▶ **YOUR TASK**:
Looking at the entries, say how many lines contain the string "Catering". Offer nothing besides the number.

[Data about app and page elements]
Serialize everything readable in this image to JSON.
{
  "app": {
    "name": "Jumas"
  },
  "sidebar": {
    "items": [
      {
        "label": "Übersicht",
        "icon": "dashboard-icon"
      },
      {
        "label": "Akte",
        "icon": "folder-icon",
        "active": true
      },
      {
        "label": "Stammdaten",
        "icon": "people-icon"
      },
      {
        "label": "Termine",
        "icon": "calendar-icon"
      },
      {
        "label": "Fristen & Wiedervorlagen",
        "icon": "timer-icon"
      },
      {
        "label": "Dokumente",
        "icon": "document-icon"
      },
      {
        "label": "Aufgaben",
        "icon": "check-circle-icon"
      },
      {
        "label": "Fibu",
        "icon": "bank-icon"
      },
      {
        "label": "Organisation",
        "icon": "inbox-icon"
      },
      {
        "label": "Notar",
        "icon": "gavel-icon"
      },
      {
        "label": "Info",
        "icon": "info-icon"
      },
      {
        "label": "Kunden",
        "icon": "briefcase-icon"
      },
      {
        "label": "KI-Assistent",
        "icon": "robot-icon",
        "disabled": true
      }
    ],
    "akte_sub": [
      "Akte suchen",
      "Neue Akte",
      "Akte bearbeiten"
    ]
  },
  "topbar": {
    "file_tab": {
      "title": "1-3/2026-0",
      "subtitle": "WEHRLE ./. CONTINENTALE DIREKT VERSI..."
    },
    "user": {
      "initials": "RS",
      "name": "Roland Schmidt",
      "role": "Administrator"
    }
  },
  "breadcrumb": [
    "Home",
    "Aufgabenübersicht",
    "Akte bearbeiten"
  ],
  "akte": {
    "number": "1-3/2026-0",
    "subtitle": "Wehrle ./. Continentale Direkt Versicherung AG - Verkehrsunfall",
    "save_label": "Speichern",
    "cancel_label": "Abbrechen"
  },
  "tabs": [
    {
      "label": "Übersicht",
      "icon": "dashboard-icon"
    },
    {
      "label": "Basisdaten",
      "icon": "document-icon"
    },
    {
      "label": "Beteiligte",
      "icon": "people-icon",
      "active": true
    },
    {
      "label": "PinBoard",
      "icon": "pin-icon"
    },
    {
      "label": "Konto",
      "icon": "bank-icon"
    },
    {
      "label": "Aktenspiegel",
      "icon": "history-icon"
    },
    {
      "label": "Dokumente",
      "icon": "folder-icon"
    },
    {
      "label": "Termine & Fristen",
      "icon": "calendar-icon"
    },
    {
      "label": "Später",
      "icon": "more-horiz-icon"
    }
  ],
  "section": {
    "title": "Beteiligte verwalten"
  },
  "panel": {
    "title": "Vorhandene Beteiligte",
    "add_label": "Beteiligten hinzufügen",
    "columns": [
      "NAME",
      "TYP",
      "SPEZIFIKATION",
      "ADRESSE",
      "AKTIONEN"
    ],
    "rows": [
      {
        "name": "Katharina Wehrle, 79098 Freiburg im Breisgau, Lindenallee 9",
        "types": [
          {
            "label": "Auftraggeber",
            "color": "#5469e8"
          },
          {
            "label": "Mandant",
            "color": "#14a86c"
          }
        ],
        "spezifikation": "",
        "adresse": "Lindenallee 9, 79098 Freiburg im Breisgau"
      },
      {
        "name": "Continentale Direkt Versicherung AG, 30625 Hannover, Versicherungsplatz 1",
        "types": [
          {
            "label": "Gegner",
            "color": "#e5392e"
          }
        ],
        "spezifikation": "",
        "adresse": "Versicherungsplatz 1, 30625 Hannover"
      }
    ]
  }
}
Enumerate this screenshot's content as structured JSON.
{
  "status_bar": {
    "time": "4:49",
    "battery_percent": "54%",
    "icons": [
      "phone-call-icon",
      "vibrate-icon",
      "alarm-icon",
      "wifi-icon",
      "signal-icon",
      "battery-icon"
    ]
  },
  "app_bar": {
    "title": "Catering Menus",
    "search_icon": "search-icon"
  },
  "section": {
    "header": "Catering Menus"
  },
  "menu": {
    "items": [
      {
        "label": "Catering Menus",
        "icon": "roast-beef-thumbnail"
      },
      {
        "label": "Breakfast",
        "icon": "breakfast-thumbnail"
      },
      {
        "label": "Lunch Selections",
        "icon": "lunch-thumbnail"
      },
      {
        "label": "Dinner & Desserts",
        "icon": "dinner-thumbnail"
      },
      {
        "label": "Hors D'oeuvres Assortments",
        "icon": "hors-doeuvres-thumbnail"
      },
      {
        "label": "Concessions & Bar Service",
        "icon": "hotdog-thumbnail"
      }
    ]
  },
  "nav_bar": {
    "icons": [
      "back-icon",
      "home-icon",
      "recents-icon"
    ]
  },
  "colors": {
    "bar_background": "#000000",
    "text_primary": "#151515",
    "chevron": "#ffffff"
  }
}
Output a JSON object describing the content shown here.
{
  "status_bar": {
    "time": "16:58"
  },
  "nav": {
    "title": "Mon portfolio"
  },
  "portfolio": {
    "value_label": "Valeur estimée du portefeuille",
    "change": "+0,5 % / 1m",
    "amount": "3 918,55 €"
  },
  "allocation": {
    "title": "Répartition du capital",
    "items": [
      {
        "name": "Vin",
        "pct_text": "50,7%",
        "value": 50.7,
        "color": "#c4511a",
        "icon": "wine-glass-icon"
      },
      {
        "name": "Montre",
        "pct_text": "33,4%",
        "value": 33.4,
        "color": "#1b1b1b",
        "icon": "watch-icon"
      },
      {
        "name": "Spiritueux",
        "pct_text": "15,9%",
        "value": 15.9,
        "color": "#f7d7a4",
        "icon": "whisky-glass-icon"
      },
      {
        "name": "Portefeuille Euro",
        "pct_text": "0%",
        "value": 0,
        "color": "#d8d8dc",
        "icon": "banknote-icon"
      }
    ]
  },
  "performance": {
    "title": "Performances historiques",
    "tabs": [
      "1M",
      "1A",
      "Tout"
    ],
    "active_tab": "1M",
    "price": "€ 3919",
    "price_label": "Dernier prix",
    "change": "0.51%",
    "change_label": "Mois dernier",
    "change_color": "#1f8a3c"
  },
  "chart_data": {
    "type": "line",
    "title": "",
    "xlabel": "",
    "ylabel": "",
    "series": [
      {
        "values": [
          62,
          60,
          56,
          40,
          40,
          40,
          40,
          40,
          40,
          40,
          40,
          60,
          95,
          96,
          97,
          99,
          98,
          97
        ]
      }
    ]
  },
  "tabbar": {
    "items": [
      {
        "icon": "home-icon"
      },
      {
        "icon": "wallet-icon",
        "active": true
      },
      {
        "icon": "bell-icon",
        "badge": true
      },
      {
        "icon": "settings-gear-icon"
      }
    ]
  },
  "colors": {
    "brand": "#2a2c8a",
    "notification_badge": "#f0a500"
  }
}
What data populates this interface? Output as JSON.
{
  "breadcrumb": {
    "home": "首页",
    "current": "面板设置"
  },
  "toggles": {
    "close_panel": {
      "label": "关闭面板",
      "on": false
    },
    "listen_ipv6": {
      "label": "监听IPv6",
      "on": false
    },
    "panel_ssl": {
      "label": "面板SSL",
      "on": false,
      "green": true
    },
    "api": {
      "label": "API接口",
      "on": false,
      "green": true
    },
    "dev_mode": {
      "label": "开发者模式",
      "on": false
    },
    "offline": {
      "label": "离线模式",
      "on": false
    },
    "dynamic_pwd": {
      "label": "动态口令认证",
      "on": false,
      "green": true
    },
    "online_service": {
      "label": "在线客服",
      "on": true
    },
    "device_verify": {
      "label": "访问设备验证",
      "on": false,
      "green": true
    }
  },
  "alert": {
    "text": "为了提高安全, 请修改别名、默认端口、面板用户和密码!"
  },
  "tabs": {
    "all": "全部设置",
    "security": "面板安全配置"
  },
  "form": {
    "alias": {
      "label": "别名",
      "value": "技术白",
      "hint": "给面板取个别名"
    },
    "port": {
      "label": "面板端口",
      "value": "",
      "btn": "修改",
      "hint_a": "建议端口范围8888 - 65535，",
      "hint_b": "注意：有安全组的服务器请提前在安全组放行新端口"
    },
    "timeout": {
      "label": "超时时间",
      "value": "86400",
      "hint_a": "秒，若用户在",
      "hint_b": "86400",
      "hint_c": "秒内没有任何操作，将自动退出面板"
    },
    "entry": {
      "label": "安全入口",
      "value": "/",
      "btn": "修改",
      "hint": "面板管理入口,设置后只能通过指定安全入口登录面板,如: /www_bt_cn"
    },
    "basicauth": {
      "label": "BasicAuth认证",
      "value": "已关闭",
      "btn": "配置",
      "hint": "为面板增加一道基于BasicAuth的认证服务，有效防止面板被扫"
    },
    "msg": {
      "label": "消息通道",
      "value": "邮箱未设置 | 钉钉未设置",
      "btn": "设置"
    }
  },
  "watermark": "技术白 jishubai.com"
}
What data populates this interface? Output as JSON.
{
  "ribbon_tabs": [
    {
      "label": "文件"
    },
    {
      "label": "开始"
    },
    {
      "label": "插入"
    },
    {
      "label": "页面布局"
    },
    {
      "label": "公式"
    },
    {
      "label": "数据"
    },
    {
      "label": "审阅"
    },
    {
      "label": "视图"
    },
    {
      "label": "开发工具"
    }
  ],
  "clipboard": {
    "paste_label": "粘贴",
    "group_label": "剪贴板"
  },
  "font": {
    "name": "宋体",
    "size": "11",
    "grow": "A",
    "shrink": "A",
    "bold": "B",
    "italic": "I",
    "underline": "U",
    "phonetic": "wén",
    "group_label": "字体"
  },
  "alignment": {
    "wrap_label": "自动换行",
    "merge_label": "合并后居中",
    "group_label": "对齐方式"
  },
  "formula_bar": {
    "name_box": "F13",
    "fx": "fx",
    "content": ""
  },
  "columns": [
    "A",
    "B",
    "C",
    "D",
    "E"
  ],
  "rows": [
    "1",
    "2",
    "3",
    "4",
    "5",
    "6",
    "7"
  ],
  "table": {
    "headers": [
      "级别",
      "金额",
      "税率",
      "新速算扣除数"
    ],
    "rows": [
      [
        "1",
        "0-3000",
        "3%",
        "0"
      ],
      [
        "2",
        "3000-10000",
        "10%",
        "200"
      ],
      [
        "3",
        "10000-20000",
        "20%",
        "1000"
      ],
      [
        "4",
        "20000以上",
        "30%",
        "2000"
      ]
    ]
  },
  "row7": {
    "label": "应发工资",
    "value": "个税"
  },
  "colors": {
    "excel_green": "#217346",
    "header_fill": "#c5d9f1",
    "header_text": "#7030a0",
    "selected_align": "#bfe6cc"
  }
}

▶ **TASK OUTPUT**:
3